# WHAT IS BEING ASKED
Should any entry seem unclear, still set it down exactly as given, along with all the others.

Records from a data collection
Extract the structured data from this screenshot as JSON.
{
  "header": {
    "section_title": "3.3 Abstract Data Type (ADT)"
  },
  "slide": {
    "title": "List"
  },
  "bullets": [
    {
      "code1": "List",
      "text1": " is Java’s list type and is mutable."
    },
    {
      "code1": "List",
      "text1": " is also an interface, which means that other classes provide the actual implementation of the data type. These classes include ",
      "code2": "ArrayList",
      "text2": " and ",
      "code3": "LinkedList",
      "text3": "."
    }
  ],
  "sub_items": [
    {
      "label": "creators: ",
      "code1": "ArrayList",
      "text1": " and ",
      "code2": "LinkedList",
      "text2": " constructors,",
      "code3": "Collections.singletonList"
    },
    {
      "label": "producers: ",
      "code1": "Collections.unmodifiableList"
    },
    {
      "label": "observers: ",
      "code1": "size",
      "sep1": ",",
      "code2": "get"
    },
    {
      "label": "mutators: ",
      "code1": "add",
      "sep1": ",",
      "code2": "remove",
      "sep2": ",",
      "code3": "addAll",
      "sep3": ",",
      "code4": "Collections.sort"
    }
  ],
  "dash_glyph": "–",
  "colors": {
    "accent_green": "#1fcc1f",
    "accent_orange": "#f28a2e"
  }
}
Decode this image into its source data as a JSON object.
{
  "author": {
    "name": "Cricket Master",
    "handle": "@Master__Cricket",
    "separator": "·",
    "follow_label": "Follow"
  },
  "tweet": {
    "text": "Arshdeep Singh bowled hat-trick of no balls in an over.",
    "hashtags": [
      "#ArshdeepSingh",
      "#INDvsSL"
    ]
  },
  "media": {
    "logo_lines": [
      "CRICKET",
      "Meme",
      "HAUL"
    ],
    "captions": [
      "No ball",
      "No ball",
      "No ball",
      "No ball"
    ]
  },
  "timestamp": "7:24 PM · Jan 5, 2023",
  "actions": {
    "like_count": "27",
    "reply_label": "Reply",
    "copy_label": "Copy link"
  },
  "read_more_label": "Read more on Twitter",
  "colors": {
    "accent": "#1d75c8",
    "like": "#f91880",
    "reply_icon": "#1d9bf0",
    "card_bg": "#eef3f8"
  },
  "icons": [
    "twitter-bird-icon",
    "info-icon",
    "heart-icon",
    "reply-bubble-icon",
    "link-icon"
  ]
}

# RESPONSE FOR THIS EXERCISE
Extract the structured data from this screenshot as JSON.
{
  "header": {
    "section_title": "3.3 Abstract Data Type (ADT)"
  },
  "slide": {
    "title": "List"
  },
  "bullets": [
    {
      "code1": "List",
      "text1": " is Java’s list type and is mutable."
    },
    {
      "code1": "List",
      "text1": " is also an interface, which means that other classes provide the actual implementation of the data type. These classes include ",
      "code2": "ArrayList",
      "text2": " and ",
      "code3": "LinkedList",
      "text3": "."
    }
  ],
  "sub_items": [
    {
      "label": "creators: ",
      "code1": "ArrayList",
      "text1": " and ",
      "code2": "LinkedList",
      "text2": " constructors,",
      "code3": "Collections.singletonList"
    },
    {
      "label": "producers: ",
      "code1": "Collections.unmodifiableList"
    },
    {
      "label": "observers: ",
      "code1": "size",
      "sep1": ",",
      "code2": "get"
    },
    {
      "label": "mutators: ",
      "code1": "add",
      "sep1": ",",
      "code2": "remove",
      "sep2": ",",
      "code3": "addAll",
      "sep3": ",",
      "code4": "Collections.sort"
    }
  ],
  "dash_glyph": "–",
  "colors": {
    "accent_green": "#1fcc1f",
    "accent_orange": "#f28a2e"
  }
}
Decode this image into its source data as a JSON object.
{
  "author": {
    "name": "Cricket Master",
    "handle": "@Master__Cricket",
    "separator": "·",
    "follow_label": "Follow"
  },
  "tweet": {
    "text": "Arshdeep Singh bowled hat-trick of no balls in an over.",
    "hashtags": [
      "#ArshdeepSingh",
      "#INDvsSL"
    ]
  },
  "media": {
    "logo_lines": [
      "CRICKET",
      "Meme",
      "HAUL"
    ],
    "captions": [
      "No ball",
      "No ball",
      "No ball",
      "No ball"
    ]
  },
  "timestamp": "7:24 PM · Jan 5, 2023",
  "actions": {
    "like_count": "27",
    "reply_label": "Reply",
    "copy_label": "Copy link"
  },
  "read_more_label": "Read more on Twitter",
  "colors": {
    "accent": "#1d75c8",
    "like": "#f91880",
    "reply_icon": "#1d9bf0",
    "card_bg": "#eef3f8"
  },
  "icons": [
    "twitter-bird-icon",
    "info-icon",
    "heart-icon",
    "reply-bubble-icon",
    "link-icon"
  ]
}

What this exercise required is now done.